→ **Goal of the exercise**: Which lines in the material below contain the word "notification"? Copy each of them.

→ **Data for processing**:
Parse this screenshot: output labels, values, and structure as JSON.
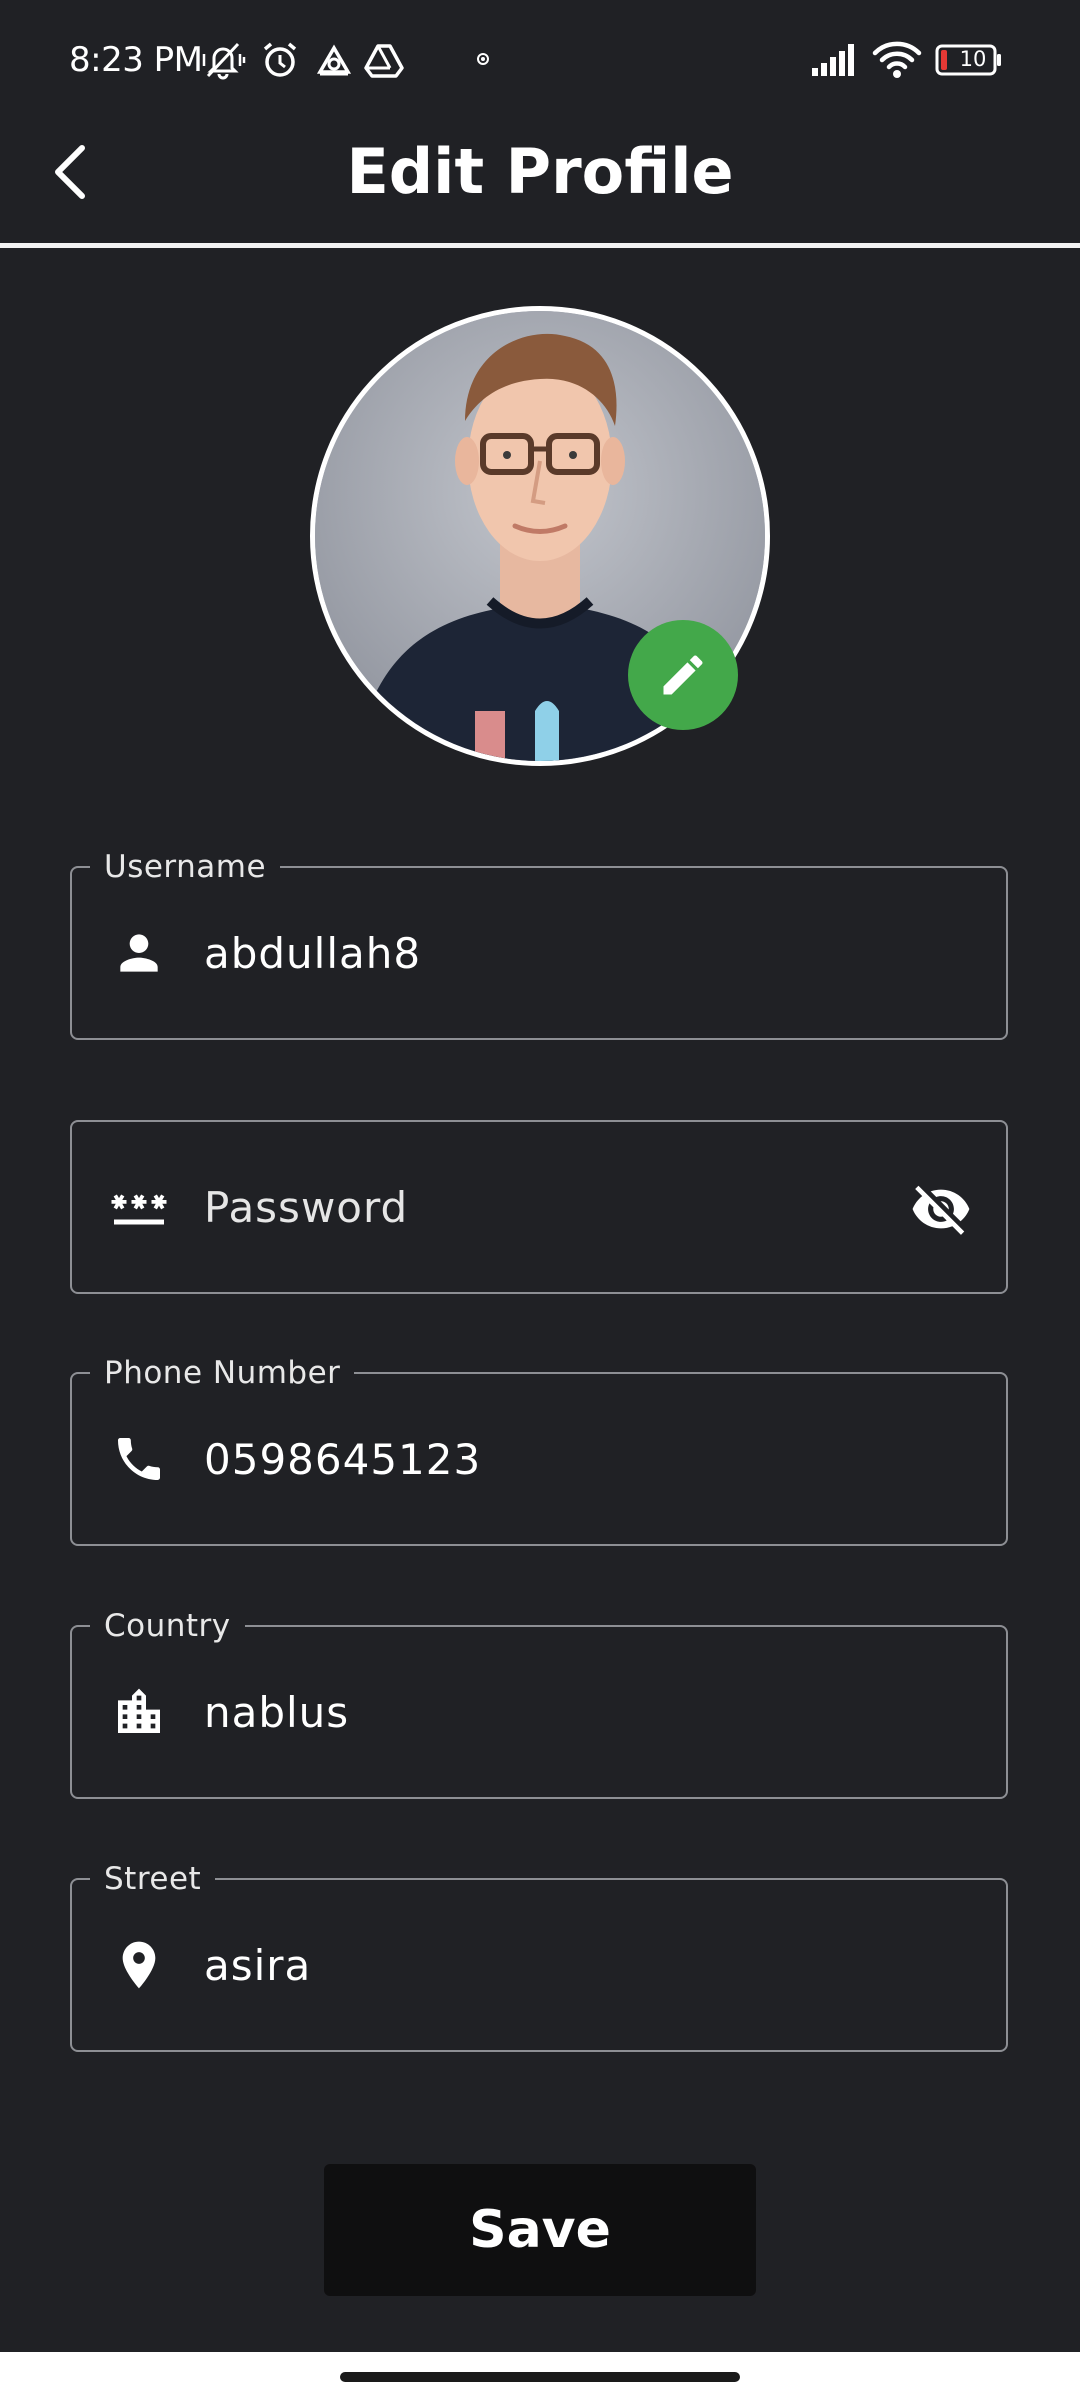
{
  "status_bar": {
    "time": "8:23 PM",
    "battery_level": "10",
    "icons": [
      "muted-notification-icon",
      "alarm-icon",
      "app-notification-icon",
      "drive-icon",
      "dot-icon",
      "signal-icon",
      "wifi-icon",
      "battery-icon"
    ]
  },
  "header": {
    "title": "Edit Profile",
    "back_icon": "chevron-left-icon"
  },
  "profile": {
    "edit_icon": "pencil-icon",
    "accent_color": "#43a84a"
  },
  "form": {
    "username": {
      "label": "Username",
      "value": "abdullah8",
      "icon": "person-icon"
    },
    "password": {
      "placeholder": "Password",
      "value": "",
      "icon": "password-icon",
      "toggle_icon": "eye-off-icon"
    },
    "phone": {
      "label": "Phone Number",
      "value": "0598645123",
      "icon": "phone-icon"
    },
    "country": {
      "label": "Country",
      "value": "nablus",
      "icon": "city-icon"
    },
    "street": {
      "label": "Street",
      "value": "asira",
      "icon": "location-pin-icon"
    }
  },
  "actions": {
    "save_label": "Save"
  }
}
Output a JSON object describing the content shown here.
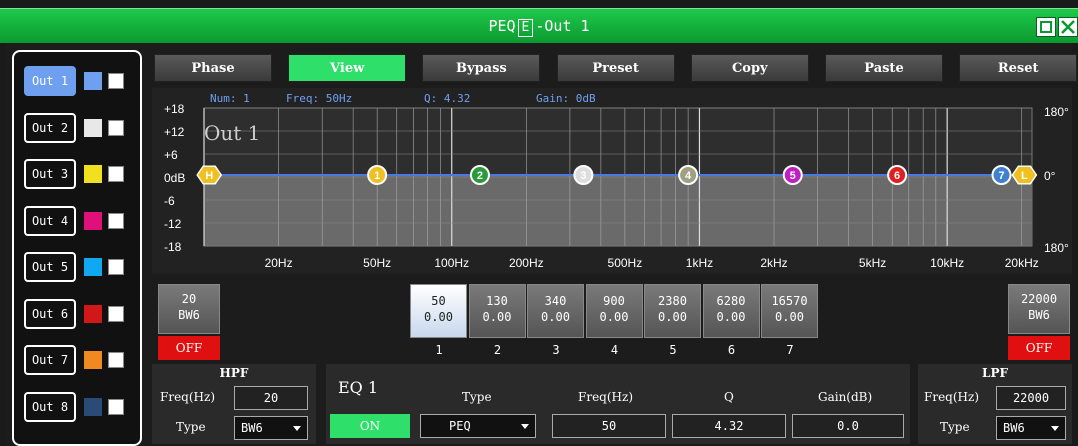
{
  "window": {
    "title_prefix": "PEQ",
    "title_box": "E",
    "title_suffix": "-Out 1"
  },
  "outputs": [
    {
      "label": "Out 1",
      "color": "#6fa0f0",
      "selected": true
    },
    {
      "label": "Out 2",
      "color": "#e8e8e8",
      "selected": false
    },
    {
      "label": "Out 3",
      "color": "#f0e020",
      "selected": false
    },
    {
      "label": "Out 4",
      "color": "#e0107a",
      "selected": false
    },
    {
      "label": "Out 5",
      "color": "#10a8f0",
      "selected": false
    },
    {
      "label": "Out 6",
      "color": "#d01818",
      "selected": false
    },
    {
      "label": "Out 7",
      "color": "#f08a20",
      "selected": false
    },
    {
      "label": "Out 8",
      "color": "#2a4a78",
      "selected": false
    }
  ],
  "toolbar": [
    "Phase",
    "View",
    "Bypass",
    "Preset",
    "Copy",
    "Paste",
    "Reset"
  ],
  "toolbar_active": "View",
  "graph": {
    "info": {
      "num": "Num:  1",
      "freq": "Freq:  50Hz",
      "q": "Q:  4.32",
      "gain": "Gain:  0dB"
    },
    "channel_label": "Out 1",
    "db_labels": [
      "+18",
      "+12",
      "+6",
      "0dB",
      "-6",
      "-12",
      "-18"
    ],
    "phase_labels": [
      "180°",
      "0°",
      "180°"
    ],
    "freq_labels": [
      "20Hz",
      "50Hz",
      "100Hz",
      "200Hz",
      "500Hz",
      "1kHz",
      "2kHz",
      "5kHz",
      "10kHz",
      "20kHz"
    ],
    "markers": [
      {
        "label": "H",
        "color": "#f0c020",
        "shape": "hex"
      },
      {
        "label": "1",
        "color": "#f0c020",
        "shape": "circle"
      },
      {
        "label": "2",
        "color": "#2a9a3a",
        "shape": "circle"
      },
      {
        "label": "3",
        "color": "#dddddd",
        "shape": "circle"
      },
      {
        "label": "4",
        "color": "#a0a080",
        "shape": "circle"
      },
      {
        "label": "5",
        "color": "#c020c0",
        "shape": "circle"
      },
      {
        "label": "6",
        "color": "#e02020",
        "shape": "circle"
      },
      {
        "label": "7",
        "color": "#4080d0",
        "shape": "circle"
      },
      {
        "label": "L",
        "color": "#f0c020",
        "shape": "hex"
      }
    ],
    "accent_line": "#4a7adf"
  },
  "hpf_box": {
    "freq": "20",
    "type": "BW6",
    "state": "OFF"
  },
  "lpf_box": {
    "freq": "22000",
    "type": "BW6",
    "state": "OFF"
  },
  "eq_bands": [
    {
      "freq": "50",
      "gain": "0.00",
      "index": "1",
      "selected": true
    },
    {
      "freq": "130",
      "gain": "0.00",
      "index": "2",
      "selected": false
    },
    {
      "freq": "340",
      "gain": "0.00",
      "index": "3",
      "selected": false
    },
    {
      "freq": "900",
      "gain": "0.00",
      "index": "4",
      "selected": false
    },
    {
      "freq": "2380",
      "gain": "0.00",
      "index": "5",
      "selected": false
    },
    {
      "freq": "6280",
      "gain": "0.00",
      "index": "6",
      "selected": false
    },
    {
      "freq": "16570",
      "gain": "0.00",
      "index": "7",
      "selected": false
    }
  ],
  "hpf": {
    "title": "HPF",
    "freq_label": "Freq(Hz)",
    "freq": "20",
    "type_label": "Type",
    "type": "BW6"
  },
  "eq": {
    "title": "EQ 1",
    "state": "ON",
    "type_label": "Type",
    "type": "PEQ",
    "freq_label": "Freq(Hz)",
    "freq": "50",
    "q_label": "Q",
    "q": "4.32",
    "gain_label": "Gain(dB)",
    "gain": "0.0"
  },
  "lpf": {
    "title": "LPF",
    "freq_label": "Freq(Hz)",
    "freq": "22000",
    "type_label": "Type",
    "type": "BW6"
  }
}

→ **Solution to this exercise**:
      "muted-notification-icon",
      "app-notification-icon",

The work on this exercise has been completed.